The problem:
Could you restate every line of the data word for word?

----- The data -----

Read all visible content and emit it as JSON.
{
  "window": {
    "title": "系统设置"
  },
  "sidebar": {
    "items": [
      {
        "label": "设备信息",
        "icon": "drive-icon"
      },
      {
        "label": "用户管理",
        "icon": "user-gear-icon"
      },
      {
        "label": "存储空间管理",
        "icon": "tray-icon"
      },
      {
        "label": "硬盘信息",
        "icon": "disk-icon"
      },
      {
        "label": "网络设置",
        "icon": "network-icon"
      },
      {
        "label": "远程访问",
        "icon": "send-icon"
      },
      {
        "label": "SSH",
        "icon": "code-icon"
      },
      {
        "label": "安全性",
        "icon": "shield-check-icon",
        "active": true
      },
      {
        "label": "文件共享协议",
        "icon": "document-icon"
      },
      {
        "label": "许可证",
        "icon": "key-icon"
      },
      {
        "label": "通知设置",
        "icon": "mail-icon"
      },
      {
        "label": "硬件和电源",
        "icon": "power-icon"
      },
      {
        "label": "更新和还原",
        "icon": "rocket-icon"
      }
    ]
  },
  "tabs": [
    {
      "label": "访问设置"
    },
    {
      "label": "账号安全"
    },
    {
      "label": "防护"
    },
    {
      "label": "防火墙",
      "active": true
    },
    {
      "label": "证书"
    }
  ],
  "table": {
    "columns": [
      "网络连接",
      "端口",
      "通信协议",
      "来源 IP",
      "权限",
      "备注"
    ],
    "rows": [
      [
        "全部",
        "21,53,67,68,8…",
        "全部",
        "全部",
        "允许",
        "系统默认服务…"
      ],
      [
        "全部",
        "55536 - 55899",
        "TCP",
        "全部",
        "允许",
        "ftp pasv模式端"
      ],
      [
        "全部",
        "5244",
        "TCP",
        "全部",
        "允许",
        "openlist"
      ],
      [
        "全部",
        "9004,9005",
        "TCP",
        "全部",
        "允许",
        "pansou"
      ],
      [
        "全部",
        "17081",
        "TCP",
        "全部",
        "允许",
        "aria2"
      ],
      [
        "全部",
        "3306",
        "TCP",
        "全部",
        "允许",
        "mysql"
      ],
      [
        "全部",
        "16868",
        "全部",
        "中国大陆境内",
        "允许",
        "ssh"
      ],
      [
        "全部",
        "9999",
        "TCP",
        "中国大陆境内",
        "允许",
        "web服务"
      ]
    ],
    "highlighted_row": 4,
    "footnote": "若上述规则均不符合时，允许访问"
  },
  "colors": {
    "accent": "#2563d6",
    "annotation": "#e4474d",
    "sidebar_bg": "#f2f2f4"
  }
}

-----

Answer to this problem:
Read all visible content and emit it as JSON.
{
  "window": {
    "title": "系统设置"
  },
  "sidebar": {
    "items": [
      {
        "label": "设备信息",
        "icon": "drive-icon"
      },
      {
        "label": "用户管理",
        "icon": "user-gear-icon"
      },
      {
        "label": "存储空间管理",
        "icon": "tray-icon"
      },
      {
        "label": "硬盘信息",
        "icon": "disk-icon"
      },
      {
        "label": "网络设置",
        "icon": "network-icon"
      },
      {
        "label": "远程访问",
        "icon": "send-icon"
      },
      {
        "label": "SSH",
        "icon": "code-icon"
      },
      {
        "label": "安全性",
        "icon": "shield-check-icon",
        "active": true
      },
      {
        "label": "文件共享协议",
        "icon": "document-icon"
      },
      {
        "label": "许可证",
        "icon": "key-icon"
      },
      {
        "label": "通知设置",
        "icon": "mail-icon"
      },
      {
        "label": "硬件和电源",
        "icon": "power-icon"
      },
      {
        "label": "更新和还原",
        "icon": "rocket-icon"
      }
    ]
  },
  "tabs": [
    {
      "label": "访问设置"
    },
    {
      "label": "账号安全"
    },
    {
      "label": "防护"
    },
    {
      "label": "防火墙",
      "active": true
    },
    {
      "label": "证书"
    }
  ],
  "table": {
    "columns": [
      "网络连接",
      "端口",
      "通信协议",
      "来源 IP",
      "权限",
      "备注"
    ],
    "rows": [
      [
        "全部",
        "21,53,67,68,8…",
        "全部",
        "全部",
        "允许",
        "系统默认服务…"
      ],
      [
        "全部",
        "55536 - 55899",
        "TCP",
        "全部",
        "允许",
        "ftp pasv模式端"
      ],
      [
        "全部",
        "5244",
        "TCP",
        "全部",
        "允许",
        "openlist"
      ],
      [
        "全部",
        "9004,9005",
        "TCP",
        "全部",
        "允许",
        "pansou"
      ],
      [
        "全部",
        "17081",
        "TCP",
        "全部",
        "允许",
        "aria2"
      ],
      [
        "全部",
        "3306",
        "TCP",
        "全部",
        "允许",
        "mysql"
      ],
      [
        "全部",
        "16868",
        "全部",
        "中国大陆境内",
        "允许",
        "ssh"
      ],
      [
        "全部",
        "9999",
        "TCP",
        "中国大陆境内",
        "允许",
        "web服务"
      ]
    ],
    "highlighted_row": 4,
    "footnote": "若上述规则均不符合时，允许访问"
  },
  "colors": {
    "accent": "#2563d6",
    "annotation": "#e4474d",
    "sidebar_bg": "#f2f2f4"
  }
}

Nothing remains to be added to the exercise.